# Unremovable Ko Threat

An unremovable ko threat is a ko threat which can't be removed without incurring a loss. Such positions can be one sided or two sided.

Unremovable ko threats matter for the status of the bent four in the corner, depending on the ruleset.

# Types and examples

## One sided

UKT on 9×4

When Black needs a ko threat, he takes two stones at A. If White doesn't answer by throwing in again, Black can next atari at B to capture 5 more stones. White can't remove this threat at A because of the suicide rule.

White is allowed to play B, but then Black would capture 6 stones anyway, which is bigger than the threat to begin with.

Example

This is a more complicated example.

Black can play any of the circled points as a threat to turn this seki into 8 points territory. White can't forestall this by playing on either point. Worse: if she does, Black plays one of the other points to make 10 points.

There's more about this example on the /discussion page. While this example seems not to lose anything for Black, it still depends on the temperature unlike the first example.

## One sided - Unbalanced

Unremovable ko threat

Unremovable ko threats typically occur in seki positions like this one, which is more realistic than the previous. White has a ko threat here at a, which however loses 3 stones and gains Black an extra point, so White loses 7 points by playing the threat.

If Black plays at a himself, White captures to win 17 points. This means White can use this position as a source of ko threats, as long as the ko is more valuable than the 7 point loss. Black can't remove that threat, since, again, White would then capture for free what she would otherwise threaten in a ko.

## Two sided - balanced

UKT on 9×4

If the stones involved in the seki are approximately equal on both sides, then the shared liberty at the marked point is equally (un)playable for both. As long as the value of the ko is higher than (here) 17 points, both could play the threat.

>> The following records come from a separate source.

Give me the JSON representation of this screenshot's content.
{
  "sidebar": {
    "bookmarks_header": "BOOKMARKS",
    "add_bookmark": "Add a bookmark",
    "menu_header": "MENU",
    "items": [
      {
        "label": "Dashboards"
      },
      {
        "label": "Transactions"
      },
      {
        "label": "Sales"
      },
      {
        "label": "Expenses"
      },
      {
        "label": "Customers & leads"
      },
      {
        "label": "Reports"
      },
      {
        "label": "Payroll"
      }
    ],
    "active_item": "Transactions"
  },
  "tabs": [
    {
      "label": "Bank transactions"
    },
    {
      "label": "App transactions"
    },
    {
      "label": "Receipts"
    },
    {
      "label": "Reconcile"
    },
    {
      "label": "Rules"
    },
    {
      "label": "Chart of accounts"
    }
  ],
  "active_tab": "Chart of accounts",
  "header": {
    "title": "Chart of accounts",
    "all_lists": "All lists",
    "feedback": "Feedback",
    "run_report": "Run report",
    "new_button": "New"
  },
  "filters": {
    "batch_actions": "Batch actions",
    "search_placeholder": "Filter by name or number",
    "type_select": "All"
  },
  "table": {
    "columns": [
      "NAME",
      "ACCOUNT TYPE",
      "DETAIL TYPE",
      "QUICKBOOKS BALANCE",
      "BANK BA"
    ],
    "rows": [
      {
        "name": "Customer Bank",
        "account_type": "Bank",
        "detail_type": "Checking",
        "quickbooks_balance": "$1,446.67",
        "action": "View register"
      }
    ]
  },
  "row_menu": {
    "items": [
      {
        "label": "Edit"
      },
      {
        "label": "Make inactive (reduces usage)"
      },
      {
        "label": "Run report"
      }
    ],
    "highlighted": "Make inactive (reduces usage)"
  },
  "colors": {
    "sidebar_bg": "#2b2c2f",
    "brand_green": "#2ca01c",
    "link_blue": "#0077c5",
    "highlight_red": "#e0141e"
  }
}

When the value of the ko drops below 15 points, neither should. The small margin in this example where Black can cause damage which White can't, is practically non-existent.